Image source: courtesy of Pexels on Pixabay

Disclosure: If you purchase a product through this site, I may earn a commission which will help to pay for the site, the associated Meetup group and the resources to support the blog.

Cultivating Equanimity through Mindfulness Meditation

“Equanimity” connotes peace, balance, composure and acceptance in times that are good or bad.  The word itself can conjure up a sense of serenity. It is possible for some people to experience equanimity on a regular basis because of their personality or lived experience and education.

It is also possible to cultivate equanimity through both general meditation practice and more specific meditation that focuses on developing equanimity when confronted with life events, both those that are experienced as bad and those that seem good to us.

Diana Winston offers a meditation podcast on Practising Equanimity which is designed to help us focus on life events that may be a source of disturbance to our equanimity so that we can learn to be with them without rancour or inflated elation.

Experiencing equanimity

Diana, in the prelude to her equanimity meditation, refers to the definition of mindfulness promoted by the Mindful Awareness Research Center (MARC) at UCLA:

Mindful awareness can be defined as paying attention to present moment experiences with openness, curiosity, and a willingness to be with what is.

She particularly focuses on the words, “a willingness to be with what is” – which, in one sense, defines equanimity.  So often we can be absorbed by what has happened in the past (with resentment, disappointment or bitterness) or obsessed about the future (with anxiety, agitation or disturbance).  In the process, we lose our sense of equilibrium and the experience of equanimity.

What we experience as good can also disturb our equanimity because it may be so good that we never want it to end – we want to hang onto the experience and become overly attached to it to the point that we are resentful when it ends.

So being present in the moment and accepting fully “what is” can be very  difficult.   Meditation can enable us to develop a sustained sense of calmness but we can still be put off balance by adverse events or experiences.  Our perception of the global situation may also upset our equanimity.

If we can learn through equanimity meditation to just be with whatever is present in our lives, we can reduce our emotional response, develop creative solutions and take informed action to create change rather than” working from reactivity”.

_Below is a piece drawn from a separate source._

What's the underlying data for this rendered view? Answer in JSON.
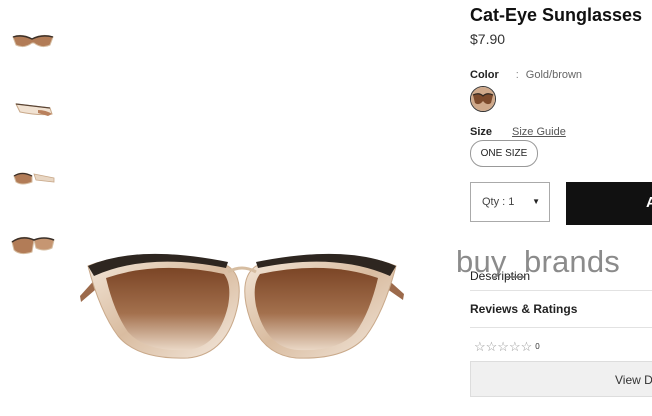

As we grow in mindfulness through meditation practice and specific equanimity meditation (focused on a disturbing or mood-altering event), we can increase our “response ability” and experience clarity and calmness.  Diana’s meditation podcast provides the opportunity to begin this journey to cultivate equanimity.

By Ron Passfield – Copyright (Creative Commons license, Attribution–Non Commercial–No Derivatives)

Image source: courtesy of Bess-Hamiti on Pixabay

Disclosure: If you purchase a product through this site, I may earn a commission which will help to pay for the site, the associated Meetup group and the resources to support the blog.